(Records from a collection)
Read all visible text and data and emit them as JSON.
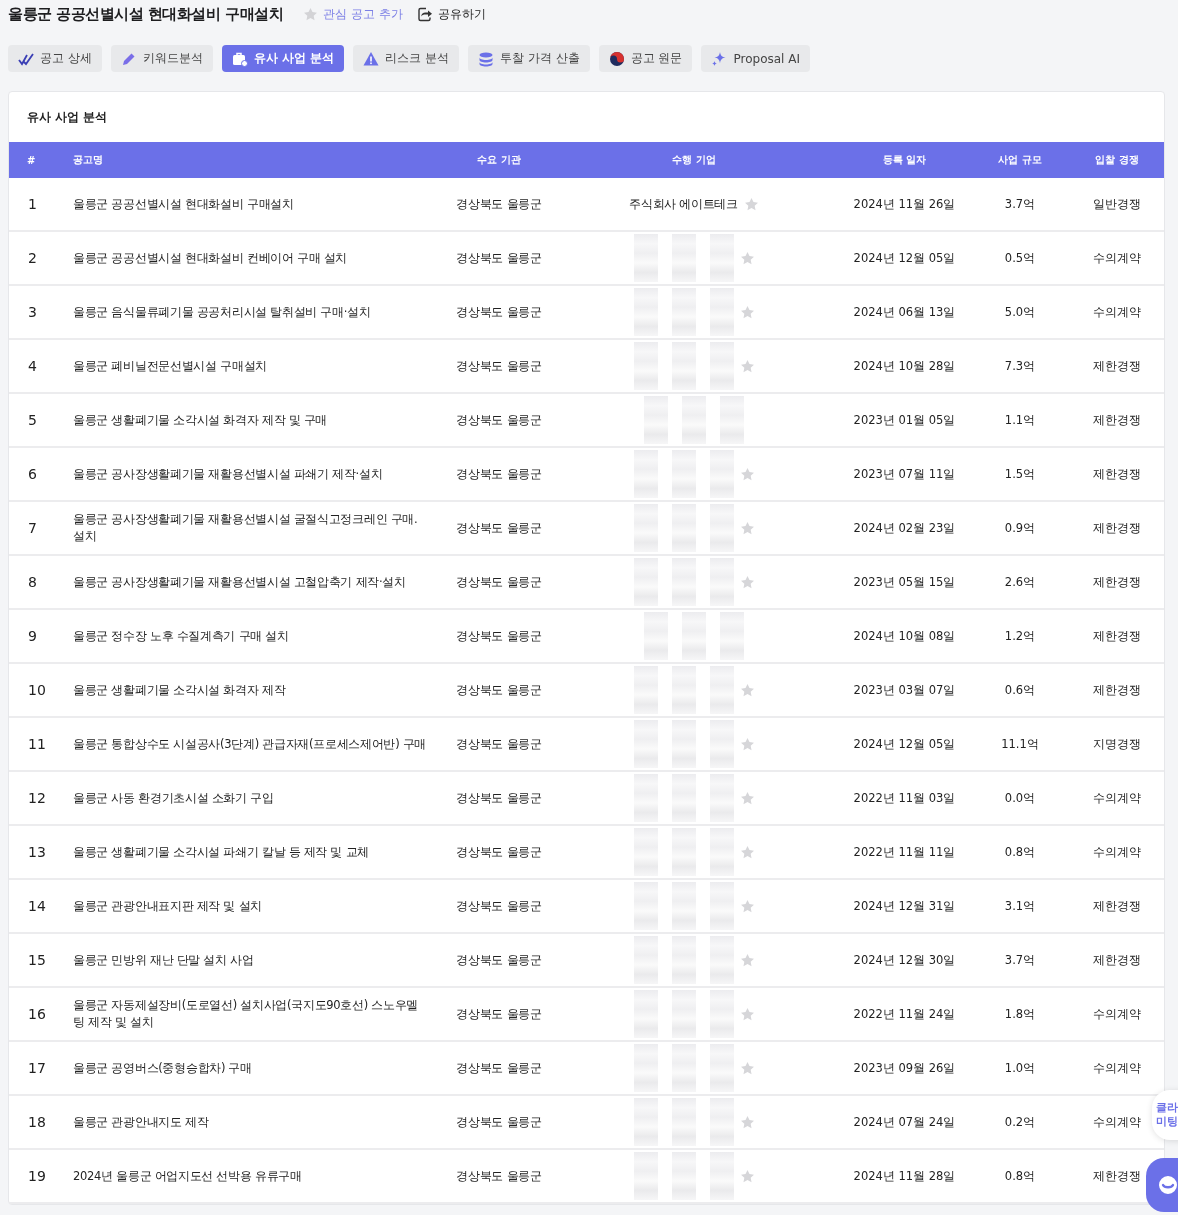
{
  "title": "울릉군 공공선별시설 현대화설비 구매설치",
  "header_actions": [
    {
      "kind": "watch",
      "label": "관심 공고 추가"
    },
    {
      "kind": "share",
      "label": "공유하기"
    }
  ],
  "tabs": [
    {
      "label": "공고 상세",
      "selected": false
    },
    {
      "label": "키워드분석",
      "selected": false
    },
    {
      "label": "유사 사업 분석",
      "selected": true
    },
    {
      "label": "리스크 분석",
      "selected": false
    },
    {
      "label": "투찰 가격 산출",
      "selected": false
    },
    {
      "label": "공고 원문",
      "selected": false
    },
    {
      "label": "Proposal AI",
      "selected": false
    }
  ],
  "panel": {
    "title": "유사 사업 분석",
    "table": {
      "columns": [
        "#",
        "공고명",
        "수요 기관",
        "수행 기업",
        "등록 일자",
        "사업 규모",
        "입찰 경쟁"
      ],
      "rows": [
        {
          "no": "1",
          "name": "울릉군 공공선별시설 현대화설비 구매설치",
          "agency": "경상북도 울릉군",
          "company": "주식회사 에이트테크",
          "redacted": false,
          "star": true,
          "date": "2024년 11월 26일",
          "size": "3.7억",
          "bid": "일반경쟁"
        },
        {
          "no": "2",
          "name": "울릉군 공공선별시설 현대화설비 컨베이어 구매 설치",
          "agency": "경상북도 울릉군",
          "redacted": true,
          "star": true,
          "date": "2024년 12월 05일",
          "size": "0.5억",
          "bid": "수의계약"
        },
        {
          "no": "3",
          "name": "울릉군 음식물류폐기물 공공처리시설 탈취설비 구매·설치",
          "agency": "경상북도 울릉군",
          "redacted": true,
          "star": true,
          "date": "2024년 06월 13일",
          "size": "5.0억",
          "bid": "수의계약"
        },
        {
          "no": "4",
          "name": "울릉군 폐비닐전문선별시설 구매설치",
          "agency": "경상북도 울릉군",
          "redacted": true,
          "star": true,
          "date": "2024년 10월 28일",
          "size": "7.3억",
          "bid": "제한경쟁"
        },
        {
          "no": "5",
          "name": "울릉군 생활폐기물 소각시설 화격자 제작 및 구매",
          "agency": "경상북도 울릉군",
          "redacted": true,
          "star": false,
          "date": "2023년 01월 05일",
          "size": "1.1억",
          "bid": "제한경쟁"
        },
        {
          "no": "6",
          "name": "울릉군 공사장생활폐기물 재활용선별시설 파쇄기 제작·설치",
          "agency": "경상북도 울릉군",
          "redacted": true,
          "star": true,
          "date": "2023년 07월 11일",
          "size": "1.5억",
          "bid": "제한경쟁"
        },
        {
          "no": "7",
          "name": "울릉군 공사장생활폐기물 재활용선별시설 굴절식고정크레인 구매.설치",
          "agency": "경상북도 울릉군",
          "redacted": true,
          "star": true,
          "date": "2024년 02월 23일",
          "size": "0.9억",
          "bid": "제한경쟁"
        },
        {
          "no": "8",
          "name": "울릉군 공사장생활폐기물 재활용선별시설 고철압축기 제작·설치",
          "agency": "경상북도 울릉군",
          "redacted": true,
          "star": true,
          "date": "2023년 05월 15일",
          "size": "2.6억",
          "bid": "제한경쟁"
        },
        {
          "no": "9",
          "name": "울릉군 정수장 노후 수질계측기 구매 설치",
          "agency": "경상북도 울릉군",
          "redacted": true,
          "star": false,
          "date": "2024년 10월 08일",
          "size": "1.2억",
          "bid": "제한경쟁"
        },
        {
          "no": "10",
          "name": "울릉군 생활폐기물 소각시설 화격자 제작",
          "agency": "경상북도 울릉군",
          "redacted": true,
          "star": true,
          "date": "2023년 03월 07일",
          "size": "0.6억",
          "bid": "제한경쟁"
        },
        {
          "no": "11",
          "name": "울릉군 통합상수도 시설공사(3단계) 관급자재(프로세스제어반) 구매",
          "agency": "경상북도 울릉군",
          "redacted": true,
          "star": true,
          "date": "2024년 12월 05일",
          "size": "11.1억",
          "bid": "지명경쟁"
        },
        {
          "no": "12",
          "name": "울릉군 사동 환경기초시설 소화기 구입",
          "agency": "경상북도 울릉군",
          "redacted": true,
          "star": true,
          "date": "2022년 11월 03일",
          "size": "0.0억",
          "bid": "수의계약"
        },
        {
          "no": "13",
          "name": "울릉군 생활폐기물 소각시설 파쇄기 칼날 등 제작 및 교체",
          "agency": "경상북도 울릉군",
          "redacted": true,
          "star": true,
          "date": "2022년 11월 11일",
          "size": "0.8억",
          "bid": "수의계약"
        },
        {
          "no": "14",
          "name": "울릉군 관광안내표지판 제작 및 설치",
          "agency": "경상북도 울릉군",
          "redacted": true,
          "star": true,
          "date": "2024년 12월 31일",
          "size": "3.1억",
          "bid": "제한경쟁"
        },
        {
          "no": "15",
          "name": "울릉군 민방위 재난 단말 설치 사업",
          "agency": "경상북도 울릉군",
          "redacted": true,
          "star": true,
          "date": "2024년 12월 30일",
          "size": "3.7억",
          "bid": "제한경쟁"
        },
        {
          "no": "16",
          "name": "울릉군 자동제설장비(도로열선) 설치사업(국지도90호선) 스노우멜팅 제작 및 설치",
          "agency": "경상북도 울릉군",
          "redacted": true,
          "star": true,
          "date": "2022년 11월 24일",
          "size": "1.8억",
          "bid": "수의계약"
        },
        {
          "no": "17",
          "name": "울릉군 공영버스(중형승합차) 구매",
          "agency": "경상북도 울릉군",
          "redacted": true,
          "star": true,
          "date": "2023년 09월 26일",
          "size": "1.0억",
          "bid": "수의계약"
        },
        {
          "no": "18",
          "name": "울릉군 관광안내지도 제작",
          "agency": "경상북도 울릉군",
          "redacted": true,
          "star": true,
          "date": "2024년 07월 24일",
          "size": "0.2억",
          "bid": "수의계약"
        },
        {
          "no": "19",
          "name": "2024년 울릉군 어업지도선 선박용 유류구매",
          "agency": "경상북도 울릉군",
          "redacted": true,
          "star": true,
          "date": "2024년 11월 28일",
          "size": "0.8억",
          "bid": "제한경쟁"
        }
      ]
    }
  },
  "floating": {
    "label_lines": [
      "클라",
      "미팅"
    ]
  }
}
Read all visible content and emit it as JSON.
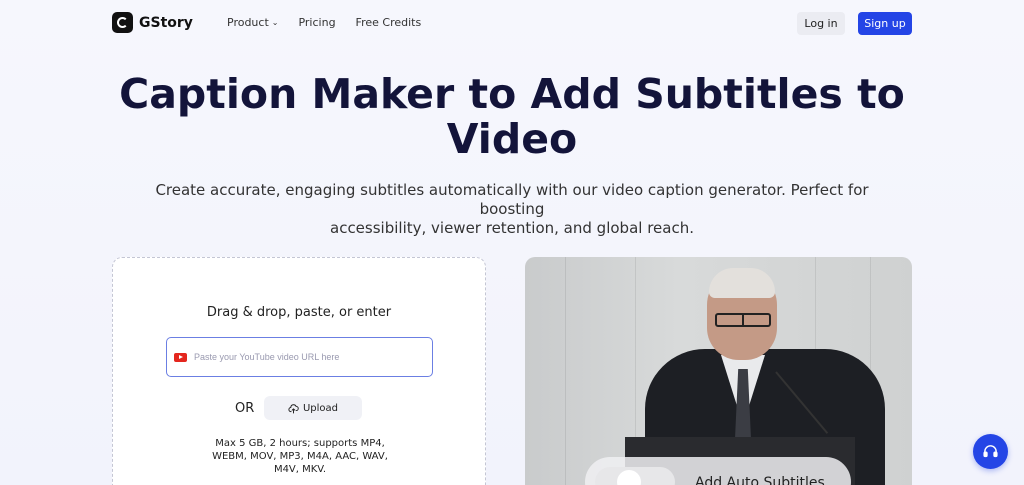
{
  "nav": {
    "brand": "GStory",
    "links": [
      {
        "label": "Product",
        "has_dropdown": true
      },
      {
        "label": "Pricing",
        "has_dropdown": false
      },
      {
        "label": "Free Credits",
        "has_dropdown": false
      }
    ],
    "login_label": "Log in",
    "signup_label": "Sign up"
  },
  "hero": {
    "title_line1": "Caption Maker to Add Subtitles to",
    "title_line2": "Video",
    "subtitle_line1": "Create accurate, engaging subtitles automatically with our video caption generator. Perfect for boosting",
    "subtitle_line2": "accessibility, viewer retention, and global reach."
  },
  "upload": {
    "drag_text": "Drag & drop, paste, or enter",
    "url_placeholder": "Paste your YouTube video URL here",
    "or_text": "OR",
    "upload_label": "Upload",
    "limits_line1": "Max 5 GB, 2 hours; supports MP4,",
    "limits_line2": "WEBM, MOV, MP3, M4A, AAC, WAV,",
    "limits_line3": "M4V, MKV."
  },
  "preview": {
    "overlay_label": "Add Auto Subtitles"
  },
  "colors": {
    "accent": "#2445e6",
    "title": "#13143a",
    "youtube_red": "#e4261e"
  },
  "icons": [
    "gstory-logo-icon",
    "chevron-down-icon",
    "youtube-icon",
    "cloud-upload-icon",
    "headset-icon"
  ]
}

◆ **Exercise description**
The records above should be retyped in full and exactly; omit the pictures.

◆ **Response to the exercise**
Read all visible text and data and emit them as JSON.
{
  "title": "울릉군 공공선별시설 현대화설비 구매설치",
  "header_actions": [
    {
      "kind": "watch",
      "label": "관심 공고 추가"
    },
    {
      "kind": "share",
      "label": "공유하기"
    }
  ],
  "tabs": [
    {
      "label": "공고 상세",
      "selected": false
    },
    {
      "label": "키워드분석",
      "selected": false
    },
    {
      "label": "유사 사업 분석",
      "selected": true
    },
    {
      "label": "리스크 분석",
      "selected": false
    },
    {
      "label": "투찰 가격 산출",
      "selected": false
    },
    {
      "label": "공고 원문",
      "selected": false
    },
    {
      "label": "Proposal AI",
      "selected": false
    }
  ],
  "panel": {
    "title": "유사 사업 분석",
    "table": {
      "columns": [
        "#",
        "공고명",
        "수요 기관",
        "수행 기업",
        "등록 일자",
        "사업 규모",
        "입찰 경쟁"
      ],
      "rows": [
        {
          "no": "1",
          "name": "울릉군 공공선별시설 현대화설비 구매설치",
          "agency": "경상북도 울릉군",
          "company": "주식회사 에이트테크",
          "redacted": false,
          "star": true,
          "date": "2024년 11월 26일",
          "size": "3.7억",
          "bid": "일반경쟁"
        },
        {
          "no": "2",
          "name": "울릉군 공공선별시설 현대화설비 컨베이어 구매 설치",
          "agency": "경상북도 울릉군",
          "redacted": true,
          "star": true,
          "date": "2024년 12월 05일",
          "size": "0.5억",
          "bid": "수의계약"
        },
        {
          "no": "3",
          "name": "울릉군 음식물류폐기물 공공처리시설 탈취설비 구매·설치",
          "agency": "경상북도 울릉군",
          "redacted": true,
          "star": true,
          "date": "2024년 06월 13일",
          "size": "5.0억",
          "bid": "수의계약"
        },
        {
          "no": "4",
          "name": "울릉군 폐비닐전문선별시설 구매설치",
          "agency": "경상북도 울릉군",
          "redacted": true,
          "star": true,
          "date": "2024년 10월 28일",
          "size": "7.3억",
          "bid": "제한경쟁"
        },
        {
          "no": "5",
          "name": "울릉군 생활폐기물 소각시설 화격자 제작 및 구매",
          "agency": "경상북도 울릉군",
          "redacted": true,
          "star": false,
          "date": "2023년 01월 05일",
          "size": "1.1억",
          "bid": "제한경쟁"
        },
        {
          "no": "6",
          "name": "울릉군 공사장생활폐기물 재활용선별시설 파쇄기 제작·설치",
          "agency": "경상북도 울릉군",
          "redacted": true,
          "star": true,
          "date": "2023년 07월 11일",
          "size": "1.5억",
          "bid": "제한경쟁"
        },
        {
          "no": "7",
          "name": "울릉군 공사장생활폐기물 재활용선별시설 굴절식고정크레인 구매.설치",
          "agency": "경상북도 울릉군",
          "redacted": true,
          "star": true,
          "date": "2024년 02월 23일",
          "size": "0.9억",
          "bid": "제한경쟁"
        },
        {
          "no": "8",
          "name": "울릉군 공사장생활폐기물 재활용선별시설 고철압축기 제작·설치",
          "agency": "경상북도 울릉군",
          "redacted": true,
          "star": true,
          "date": "2023년 05월 15일",
          "size": "2.6억",
          "bid": "제한경쟁"
        },
        {
          "no": "9",
          "name": "울릉군 정수장 노후 수질계측기 구매 설치",
          "agency": "경상북도 울릉군",
          "redacted": true,
          "star": false,
          "date": "2024년 10월 08일",
          "size": "1.2억",
          "bid": "제한경쟁"
        },
        {
          "no": "10",
          "name": "울릉군 생활폐기물 소각시설 화격자 제작",
          "agency": "경상북도 울릉군",
          "redacted": true,
          "star": true,
          "date": "2023년 03월 07일",
          "size": "0.6억",
          "bid": "제한경쟁"
        },
        {
          "no": "11",
          "name": "울릉군 통합상수도 시설공사(3단계) 관급자재(프로세스제어반) 구매",
          "agency": "경상북도 울릉군",
          "redacted": true,
          "star": true,
          "date": "2024년 12월 05일",
          "size": "11.1억",
          "bid": "지명경쟁"
        },
        {
          "no": "12",
          "name": "울릉군 사동 환경기초시설 소화기 구입",
          "agency": "경상북도 울릉군",
          "redacted": true,
          "star": true,
          "date": "2022년 11월 03일",
          "size": "0.0억",
          "bid": "수의계약"
        },
        {
          "no": "13",
          "name": "울릉군 생활폐기물 소각시설 파쇄기 칼날 등 제작 및 교체",
          "agency": "경상북도 울릉군",
          "redacted": true,
          "star": true,
          "date": "2022년 11월 11일",
          "size": "0.8억",
          "bid": "수의계약"
        },
        {
          "no": "14",
          "name": "울릉군 관광안내표지판 제작 및 설치",
          "agency": "경상북도 울릉군",
          "redacted": true,
          "star": true,
          "date": "2024년 12월 31일",
          "size": "3.1억",
          "bid": "제한경쟁"
        },
        {
          "no": "15",
          "name": "울릉군 민방위 재난 단말 설치 사업",
          "agency": "경상북도 울릉군",
          "redacted": true,
          "star": true,
          "date": "2024년 12월 30일",
          "size": "3.7억",
          "bid": "제한경쟁"
        },
        {
          "no": "16",
          "name": "울릉군 자동제설장비(도로열선) 설치사업(국지도90호선) 스노우멜팅 제작 및 설치",
          "agency": "경상북도 울릉군",
          "redacted": true,
          "star": true,
          "date": "2022년 11월 24일",
          "size": "1.8억",
          "bid": "수의계약"
        },
        {
          "no": "17",
          "name": "울릉군 공영버스(중형승합차) 구매",
          "agency": "경상북도 울릉군",
          "redacted": true,
          "star": true,
          "date": "2023년 09월 26일",
          "size": "1.0억",
          "bid": "수의계약"
        },
        {
          "no": "18",
          "name": "울릉군 관광안내지도 제작",
          "agency": "경상북도 울릉군",
          "redacted": true,
          "star": true,
          "date": "2024년 07월 24일",
          "size": "0.2억",
          "bid": "수의계약"
        },
        {
          "no": "19",
          "name": "2024년 울릉군 어업지도선 선박용 유류구매",
          "agency": "경상북도 울릉군",
          "redacted": true,
          "star": true,
          "date": "2024년 11월 28일",
          "size": "0.8억",
          "bid": "제한경쟁"
        }
      ]
    }
  },
  "floating": {
    "label_lines": [
      "클라",
      "미팅"
    ]
  }
}
Read all visible content and emit it as JSON.
{
  "nav": {
    "brand": "GStory",
    "links": [
      {
        "label": "Product",
        "has_dropdown": true
      },
      {
        "label": "Pricing",
        "has_dropdown": false
      },
      {
        "label": "Free Credits",
        "has_dropdown": false
      }
    ],
    "login_label": "Log in",
    "signup_label": "Sign up"
  },
  "hero": {
    "title_line1": "Caption Maker to Add Subtitles to",
    "title_line2": "Video",
    "subtitle_line1": "Create accurate, engaging subtitles automatically with our video caption generator. Perfect for boosting",
    "subtitle_line2": "accessibility, viewer retention, and global reach."
  },
  "upload": {
    "drag_text": "Drag & drop, paste, or enter",
    "url_placeholder": "Paste your YouTube video URL here",
    "or_text": "OR",
    "upload_label": "Upload",
    "limits_line1": "Max 5 GB, 2 hours; supports MP4,",
    "limits_line2": "WEBM, MOV, MP3, M4A, AAC, WAV,",
    "limits_line3": "M4V, MKV."
  },
  "preview": {
    "overlay_label": "Add Auto Subtitles"
  },
  "colors": {
    "accent": "#2445e6",
    "title": "#13143a",
    "youtube_red": "#e4261e"
  },
  "icons": [
    "gstory-logo-icon",
    "chevron-down-icon",
    "youtube-icon",
    "cloud-upload-icon",
    "headset-icon"
  ]
}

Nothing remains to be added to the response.